- **ACTIVITY**
From top to bottom, each entry below must be reproduced exactly.

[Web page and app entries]
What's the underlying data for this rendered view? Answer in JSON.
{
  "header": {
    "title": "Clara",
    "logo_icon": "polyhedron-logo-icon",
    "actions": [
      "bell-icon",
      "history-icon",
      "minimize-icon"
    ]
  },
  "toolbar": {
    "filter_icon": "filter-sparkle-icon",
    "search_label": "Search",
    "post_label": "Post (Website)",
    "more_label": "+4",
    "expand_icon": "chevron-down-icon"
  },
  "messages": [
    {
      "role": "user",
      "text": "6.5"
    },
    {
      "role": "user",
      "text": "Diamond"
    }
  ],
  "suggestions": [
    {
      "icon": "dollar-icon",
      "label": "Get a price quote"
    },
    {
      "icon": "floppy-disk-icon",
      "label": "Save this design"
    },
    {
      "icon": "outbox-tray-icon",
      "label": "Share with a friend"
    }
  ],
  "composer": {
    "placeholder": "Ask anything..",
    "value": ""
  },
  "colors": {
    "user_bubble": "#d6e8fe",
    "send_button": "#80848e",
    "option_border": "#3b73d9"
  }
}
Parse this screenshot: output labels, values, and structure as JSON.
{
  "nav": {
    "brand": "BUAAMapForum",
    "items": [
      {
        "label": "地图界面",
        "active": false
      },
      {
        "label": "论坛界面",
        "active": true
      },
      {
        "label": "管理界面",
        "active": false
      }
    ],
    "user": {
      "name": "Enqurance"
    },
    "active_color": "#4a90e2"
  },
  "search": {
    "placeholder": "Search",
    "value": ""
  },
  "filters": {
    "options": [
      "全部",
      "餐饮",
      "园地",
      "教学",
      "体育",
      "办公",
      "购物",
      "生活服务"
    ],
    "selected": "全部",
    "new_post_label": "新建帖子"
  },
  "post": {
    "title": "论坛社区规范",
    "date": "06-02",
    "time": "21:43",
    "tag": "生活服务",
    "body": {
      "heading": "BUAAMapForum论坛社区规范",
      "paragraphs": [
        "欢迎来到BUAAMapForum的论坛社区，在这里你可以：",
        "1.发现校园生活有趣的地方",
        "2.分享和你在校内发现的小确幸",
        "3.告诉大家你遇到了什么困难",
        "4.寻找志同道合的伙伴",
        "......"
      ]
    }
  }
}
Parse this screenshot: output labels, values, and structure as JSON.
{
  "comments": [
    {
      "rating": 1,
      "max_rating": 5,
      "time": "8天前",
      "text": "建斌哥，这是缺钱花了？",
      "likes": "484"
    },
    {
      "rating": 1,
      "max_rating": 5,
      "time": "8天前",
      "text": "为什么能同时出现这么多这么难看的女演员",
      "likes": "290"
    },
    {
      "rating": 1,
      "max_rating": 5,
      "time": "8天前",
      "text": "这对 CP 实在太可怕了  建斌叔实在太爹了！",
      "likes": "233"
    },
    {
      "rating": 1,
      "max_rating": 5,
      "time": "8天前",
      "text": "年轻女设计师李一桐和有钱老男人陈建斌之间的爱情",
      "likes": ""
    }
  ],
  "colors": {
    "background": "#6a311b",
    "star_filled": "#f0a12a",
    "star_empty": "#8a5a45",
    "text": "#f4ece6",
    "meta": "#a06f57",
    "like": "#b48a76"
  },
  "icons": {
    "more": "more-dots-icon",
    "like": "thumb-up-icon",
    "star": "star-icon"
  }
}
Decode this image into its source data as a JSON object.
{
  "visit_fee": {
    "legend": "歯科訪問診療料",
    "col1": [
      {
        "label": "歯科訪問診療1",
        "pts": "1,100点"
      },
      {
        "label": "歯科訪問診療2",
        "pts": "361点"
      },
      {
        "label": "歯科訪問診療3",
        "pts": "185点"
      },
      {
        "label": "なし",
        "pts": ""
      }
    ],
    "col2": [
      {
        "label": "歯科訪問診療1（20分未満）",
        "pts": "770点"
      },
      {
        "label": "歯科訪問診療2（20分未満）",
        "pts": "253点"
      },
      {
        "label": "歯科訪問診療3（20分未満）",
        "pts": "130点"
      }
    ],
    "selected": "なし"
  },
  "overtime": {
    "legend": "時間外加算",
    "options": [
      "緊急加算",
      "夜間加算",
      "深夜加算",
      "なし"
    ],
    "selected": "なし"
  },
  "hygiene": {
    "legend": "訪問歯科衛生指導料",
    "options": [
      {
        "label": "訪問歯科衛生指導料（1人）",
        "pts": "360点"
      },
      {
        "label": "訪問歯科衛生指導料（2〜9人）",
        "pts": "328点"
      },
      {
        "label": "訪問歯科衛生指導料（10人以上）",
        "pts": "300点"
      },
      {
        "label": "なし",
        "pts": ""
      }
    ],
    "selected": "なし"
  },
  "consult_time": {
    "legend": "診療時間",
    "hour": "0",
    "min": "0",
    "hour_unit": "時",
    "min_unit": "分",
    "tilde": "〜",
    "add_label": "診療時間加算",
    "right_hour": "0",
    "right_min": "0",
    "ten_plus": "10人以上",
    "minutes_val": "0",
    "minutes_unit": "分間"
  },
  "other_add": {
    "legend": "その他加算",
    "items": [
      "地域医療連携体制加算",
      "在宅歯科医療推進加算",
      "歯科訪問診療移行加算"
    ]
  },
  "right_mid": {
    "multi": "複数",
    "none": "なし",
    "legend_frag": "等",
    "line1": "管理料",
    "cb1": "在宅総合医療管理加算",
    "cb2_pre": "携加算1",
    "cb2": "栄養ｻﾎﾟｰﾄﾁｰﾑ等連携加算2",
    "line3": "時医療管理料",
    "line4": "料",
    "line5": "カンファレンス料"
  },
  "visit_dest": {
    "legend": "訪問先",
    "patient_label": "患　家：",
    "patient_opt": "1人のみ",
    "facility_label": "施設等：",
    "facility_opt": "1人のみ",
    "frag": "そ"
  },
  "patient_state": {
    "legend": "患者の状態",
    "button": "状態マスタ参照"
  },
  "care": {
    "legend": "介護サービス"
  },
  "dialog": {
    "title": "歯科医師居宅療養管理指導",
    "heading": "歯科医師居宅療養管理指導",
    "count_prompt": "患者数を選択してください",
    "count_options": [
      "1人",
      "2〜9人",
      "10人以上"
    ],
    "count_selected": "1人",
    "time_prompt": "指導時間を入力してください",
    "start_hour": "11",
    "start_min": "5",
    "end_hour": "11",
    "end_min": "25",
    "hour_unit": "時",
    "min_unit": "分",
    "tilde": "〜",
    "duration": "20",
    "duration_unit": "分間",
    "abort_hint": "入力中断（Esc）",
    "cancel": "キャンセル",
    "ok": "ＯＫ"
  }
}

- **OUTPUT OF THE TASK**
What's the underlying data for this rendered view? Answer in JSON.
{
  "header": {
    "title": "Clara",
    "logo_icon": "polyhedron-logo-icon",
    "actions": [
      "bell-icon",
      "history-icon",
      "minimize-icon"
    ]
  },
  "toolbar": {
    "filter_icon": "filter-sparkle-icon",
    "search_label": "Search",
    "post_label": "Post (Website)",
    "more_label": "+4",
    "expand_icon": "chevron-down-icon"
  },
  "messages": [
    {
      "role": "user",
      "text": "6.5"
    },
    {
      "role": "user",
      "text": "Diamond"
    }
  ],
  "suggestions": [
    {
      "icon": "dollar-icon",
      "label": "Get a price quote"
    },
    {
      "icon": "floppy-disk-icon",
      "label": "Save this design"
    },
    {
      "icon": "outbox-tray-icon",
      "label": "Share with a friend"
    }
  ],
  "composer": {
    "placeholder": "Ask anything..",
    "value": ""
  },
  "colors": {
    "user_bubble": "#d6e8fe",
    "send_button": "#80848e",
    "option_border": "#3b73d9"
  }
}
Parse this screenshot: output labels, values, and structure as JSON.
{
  "nav": {
    "brand": "BUAAMapForum",
    "items": [
      {
        "label": "地图界面",
        "active": false
      },
      {
        "label": "论坛界面",
        "active": true
      },
      {
        "label": "管理界面",
        "active": false
      }
    ],
    "user": {
      "name": "Enqurance"
    },
    "active_color": "#4a90e2"
  },
  "search": {
    "placeholder": "Search",
    "value": ""
  },
  "filters": {
    "options": [
      "全部",
      "餐饮",
      "园地",
      "教学",
      "体育",
      "办公",
      "购物",
      "生活服务"
    ],
    "selected": "全部",
    "new_post_label": "新建帖子"
  },
  "post": {
    "title": "论坛社区规范",
    "date": "06-02",
    "time": "21:43",
    "tag": "生活服务",
    "body": {
      "heading": "BUAAMapForum论坛社区规范",
      "paragraphs": [
        "欢迎来到BUAAMapForum的论坛社区，在这里你可以：",
        "1.发现校园生活有趣的地方",
        "2.分享和你在校内发现的小确幸",
        "3.告诉大家你遇到了什么困难",
        "4.寻找志同道合的伙伴",
        "......"
      ]
    }
  }
}
Parse this screenshot: output labels, values, and structure as JSON.
{
  "comments": [
    {
      "rating": 1,
      "max_rating": 5,
      "time": "8天前",
      "text": "建斌哥，这是缺钱花了？",
      "likes": "484"
    },
    {
      "rating": 1,
      "max_rating": 5,
      "time": "8天前",
      "text": "为什么能同时出现这么多这么难看的女演员",
      "likes": "290"
    },
    {
      "rating": 1,
      "max_rating": 5,
      "time": "8天前",
      "text": "这对 CP 实在太可怕了  建斌叔实在太爹了！",
      "likes": "233"
    },
    {
      "rating": 1,
      "max_rating": 5,
      "time": "8天前",
      "text": "年轻女设计师李一桐和有钱老男人陈建斌之间的爱情",
      "likes": ""
    }
  ],
  "colors": {
    "background": "#6a311b",
    "star_filled": "#f0a12a",
    "star_empty": "#8a5a45",
    "text": "#f4ece6",
    "meta": "#a06f57",
    "like": "#b48a76"
  },
  "icons": {
    "more": "more-dots-icon",
    "like": "thumb-up-icon",
    "star": "star-icon"
  }
}
Decode this image into its source data as a JSON object.
{
  "visit_fee": {
    "legend": "歯科訪問診療料",
    "col1": [
      {
        "label": "歯科訪問診療1",
        "pts": "1,100点"
      },
      {
        "label": "歯科訪問診療2",
        "pts": "361点"
      },
      {
        "label": "歯科訪問診療3",
        "pts": "185点"
      },
      {
        "label": "なし",
        "pts": ""
      }
    ],
    "col2": [
      {
        "label": "歯科訪問診療1（20分未満）",
        "pts": "770点"
      },
      {
        "label": "歯科訪問診療2（20分未満）",
        "pts": "253点"
      },
      {
        "label": "歯科訪問診療3（20分未満）",
        "pts": "130点"
      }
    ],
    "selected": "なし"
  },
  "overtime": {
    "legend": "時間外加算",
    "options": [
      "緊急加算",
      "夜間加算",
      "深夜加算",
      "なし"
    ],
    "selected": "なし"
  },
  "hygiene": {
    "legend": "訪問歯科衛生指導料",
    "options": [
      {
        "label": "訪問歯科衛生指導料（1人）",
        "pts": "360点"
      },
      {
        "label": "訪問歯科衛生指導料（2〜9人）",
        "pts": "328点"
      },
      {
        "label": "訪問歯科衛生指導料（10人以上）",
        "pts": "300点"
      },
      {
        "label": "なし",
        "pts": ""
      }
    ],
    "selected": "なし"
  },
  "consult_time": {
    "legend": "診療時間",
    "hour": "0",
    "min": "0",
    "hour_unit": "時",
    "min_unit": "分",
    "tilde": "〜",
    "add_label": "診療時間加算",
    "right_hour": "0",
    "right_min": "0",
    "ten_plus": "10人以上",
    "minutes_val": "0",
    "minutes_unit": "分間"
  },
  "other_add": {
    "legend": "その他加算",
    "items": [
      "地域医療連携体制加算",
      "在宅歯科医療推進加算",
      "歯科訪問診療移行加算"
    ]
  },
  "right_mid": {
    "multi": "複数",
    "none": "なし",
    "legend_frag": "等",
    "line1": "管理料",
    "cb1": "在宅総合医療管理加算",
    "cb2_pre": "携加算1",
    "cb2": "栄養ｻﾎﾟｰﾄﾁｰﾑ等連携加算2",
    "line3": "時医療管理料",
    "line4": "料",
    "line5": "カンファレンス料"
  },
  "visit_dest": {
    "legend": "訪問先",
    "patient_label": "患　家：",
    "patient_opt": "1人のみ",
    "facility_label": "施設等：",
    "facility_opt": "1人のみ",
    "frag": "そ"
  },
  "patient_state": {
    "legend": "患者の状態",
    "button": "状態マスタ参照"
  },
  "care": {
    "legend": "介護サービス"
  },
  "dialog": {
    "title": "歯科医師居宅療養管理指導",
    "heading": "歯科医師居宅療養管理指導",
    "count_prompt": "患者数を選択してください",
    "count_options": [
      "1人",
      "2〜9人",
      "10人以上"
    ],
    "count_selected": "1人",
    "time_prompt": "指導時間を入力してください",
    "start_hour": "11",
    "start_min": "5",
    "end_hour": "11",
    "end_min": "25",
    "hour_unit": "時",
    "min_unit": "分",
    "tilde": "〜",
    "duration": "20",
    "duration_unit": "分間",
    "abort_hint": "入力中断（Esc）",
    "cancel": "キャンセル",
    "ok": "ＯＫ"
  }
}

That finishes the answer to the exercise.